Return all lines below containing the word "DUAL".

*** Dataset excerpts

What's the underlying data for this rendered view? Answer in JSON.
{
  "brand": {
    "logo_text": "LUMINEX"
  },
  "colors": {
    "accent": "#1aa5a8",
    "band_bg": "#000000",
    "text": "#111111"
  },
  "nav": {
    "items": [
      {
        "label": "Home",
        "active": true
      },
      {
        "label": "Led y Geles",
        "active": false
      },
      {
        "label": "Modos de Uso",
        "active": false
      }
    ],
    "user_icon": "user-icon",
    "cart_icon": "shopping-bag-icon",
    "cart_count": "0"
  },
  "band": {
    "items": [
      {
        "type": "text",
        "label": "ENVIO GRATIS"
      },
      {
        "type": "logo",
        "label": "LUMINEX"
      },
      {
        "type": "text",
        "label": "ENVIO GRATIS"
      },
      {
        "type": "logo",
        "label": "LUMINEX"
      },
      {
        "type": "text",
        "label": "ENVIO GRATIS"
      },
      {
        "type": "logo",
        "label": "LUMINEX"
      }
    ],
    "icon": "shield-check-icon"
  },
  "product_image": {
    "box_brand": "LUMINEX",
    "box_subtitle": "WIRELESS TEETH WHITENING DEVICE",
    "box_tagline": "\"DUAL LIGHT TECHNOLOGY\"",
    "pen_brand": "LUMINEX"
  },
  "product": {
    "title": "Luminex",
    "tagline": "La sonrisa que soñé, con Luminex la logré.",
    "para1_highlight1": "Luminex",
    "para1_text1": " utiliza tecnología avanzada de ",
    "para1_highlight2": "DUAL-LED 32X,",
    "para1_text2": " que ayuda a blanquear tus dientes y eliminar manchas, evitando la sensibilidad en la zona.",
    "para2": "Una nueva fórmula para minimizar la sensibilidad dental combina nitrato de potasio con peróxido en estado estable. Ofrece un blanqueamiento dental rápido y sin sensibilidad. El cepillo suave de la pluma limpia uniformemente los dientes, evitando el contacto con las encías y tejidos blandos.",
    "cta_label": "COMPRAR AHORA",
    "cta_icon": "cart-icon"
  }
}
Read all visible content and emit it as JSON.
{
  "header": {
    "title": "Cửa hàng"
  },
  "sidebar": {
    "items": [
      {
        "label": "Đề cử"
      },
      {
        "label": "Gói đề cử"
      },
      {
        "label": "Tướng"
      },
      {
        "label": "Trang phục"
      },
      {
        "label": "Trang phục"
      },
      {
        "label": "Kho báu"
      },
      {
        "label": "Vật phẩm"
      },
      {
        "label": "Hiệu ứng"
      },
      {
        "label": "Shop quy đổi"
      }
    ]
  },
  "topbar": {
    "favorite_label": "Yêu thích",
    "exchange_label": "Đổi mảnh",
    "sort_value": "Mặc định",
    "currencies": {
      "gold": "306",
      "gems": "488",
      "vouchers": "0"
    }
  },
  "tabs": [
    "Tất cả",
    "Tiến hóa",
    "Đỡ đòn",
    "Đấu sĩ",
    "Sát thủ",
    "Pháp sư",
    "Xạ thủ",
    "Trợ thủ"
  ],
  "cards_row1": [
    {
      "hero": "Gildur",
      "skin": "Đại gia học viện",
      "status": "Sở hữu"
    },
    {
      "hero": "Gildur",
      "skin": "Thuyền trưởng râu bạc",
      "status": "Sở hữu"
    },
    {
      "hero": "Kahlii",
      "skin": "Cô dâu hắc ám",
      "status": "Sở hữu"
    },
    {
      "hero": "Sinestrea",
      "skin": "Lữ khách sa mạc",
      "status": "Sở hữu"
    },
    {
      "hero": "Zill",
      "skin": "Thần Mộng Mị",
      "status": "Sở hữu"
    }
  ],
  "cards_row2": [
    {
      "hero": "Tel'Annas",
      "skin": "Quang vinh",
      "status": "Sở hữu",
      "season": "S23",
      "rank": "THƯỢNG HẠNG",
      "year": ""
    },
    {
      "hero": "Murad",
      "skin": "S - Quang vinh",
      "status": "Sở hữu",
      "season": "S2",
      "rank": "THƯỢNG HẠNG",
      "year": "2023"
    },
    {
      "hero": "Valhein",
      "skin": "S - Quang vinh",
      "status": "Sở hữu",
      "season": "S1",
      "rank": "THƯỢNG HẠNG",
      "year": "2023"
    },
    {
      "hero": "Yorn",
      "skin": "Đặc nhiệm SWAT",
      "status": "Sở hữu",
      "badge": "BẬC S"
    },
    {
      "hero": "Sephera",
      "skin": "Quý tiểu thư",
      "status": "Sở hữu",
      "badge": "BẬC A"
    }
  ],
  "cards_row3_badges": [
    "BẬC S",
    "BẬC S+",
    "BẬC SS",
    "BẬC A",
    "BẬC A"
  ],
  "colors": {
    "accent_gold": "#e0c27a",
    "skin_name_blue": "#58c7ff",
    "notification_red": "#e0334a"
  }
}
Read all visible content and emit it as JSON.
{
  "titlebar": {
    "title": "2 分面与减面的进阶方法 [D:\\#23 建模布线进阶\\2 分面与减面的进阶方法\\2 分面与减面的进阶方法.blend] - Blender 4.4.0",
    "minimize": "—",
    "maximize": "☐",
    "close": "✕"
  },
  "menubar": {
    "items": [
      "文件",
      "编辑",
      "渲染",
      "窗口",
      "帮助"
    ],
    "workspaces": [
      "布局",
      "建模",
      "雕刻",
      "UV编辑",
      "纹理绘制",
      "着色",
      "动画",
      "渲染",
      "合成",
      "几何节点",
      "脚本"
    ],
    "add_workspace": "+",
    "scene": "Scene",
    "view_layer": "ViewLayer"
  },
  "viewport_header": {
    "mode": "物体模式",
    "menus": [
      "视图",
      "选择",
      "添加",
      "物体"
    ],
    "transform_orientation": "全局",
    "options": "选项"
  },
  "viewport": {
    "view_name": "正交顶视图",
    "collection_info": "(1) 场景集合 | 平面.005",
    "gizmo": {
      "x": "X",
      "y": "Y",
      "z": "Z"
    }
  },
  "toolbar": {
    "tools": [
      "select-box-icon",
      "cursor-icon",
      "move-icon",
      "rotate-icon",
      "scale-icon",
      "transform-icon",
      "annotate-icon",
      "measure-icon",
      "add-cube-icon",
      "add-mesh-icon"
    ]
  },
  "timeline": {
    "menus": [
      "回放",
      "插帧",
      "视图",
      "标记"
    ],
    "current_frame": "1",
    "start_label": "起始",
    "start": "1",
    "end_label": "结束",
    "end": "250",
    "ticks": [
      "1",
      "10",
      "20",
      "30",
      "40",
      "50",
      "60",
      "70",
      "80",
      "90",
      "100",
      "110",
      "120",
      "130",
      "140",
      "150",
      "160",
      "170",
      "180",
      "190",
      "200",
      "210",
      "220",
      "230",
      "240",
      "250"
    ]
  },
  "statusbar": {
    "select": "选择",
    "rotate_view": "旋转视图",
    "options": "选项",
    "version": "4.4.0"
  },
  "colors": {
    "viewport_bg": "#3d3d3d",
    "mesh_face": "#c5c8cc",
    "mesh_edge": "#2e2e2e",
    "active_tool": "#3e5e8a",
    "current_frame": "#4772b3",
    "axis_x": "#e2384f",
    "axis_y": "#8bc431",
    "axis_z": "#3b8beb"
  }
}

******

» **The answer**:
    "box_tagline": "\"DUAL LIGHT TECHNOLOGY\"",
    "para1_highlight2": "DUAL-LED 32X,",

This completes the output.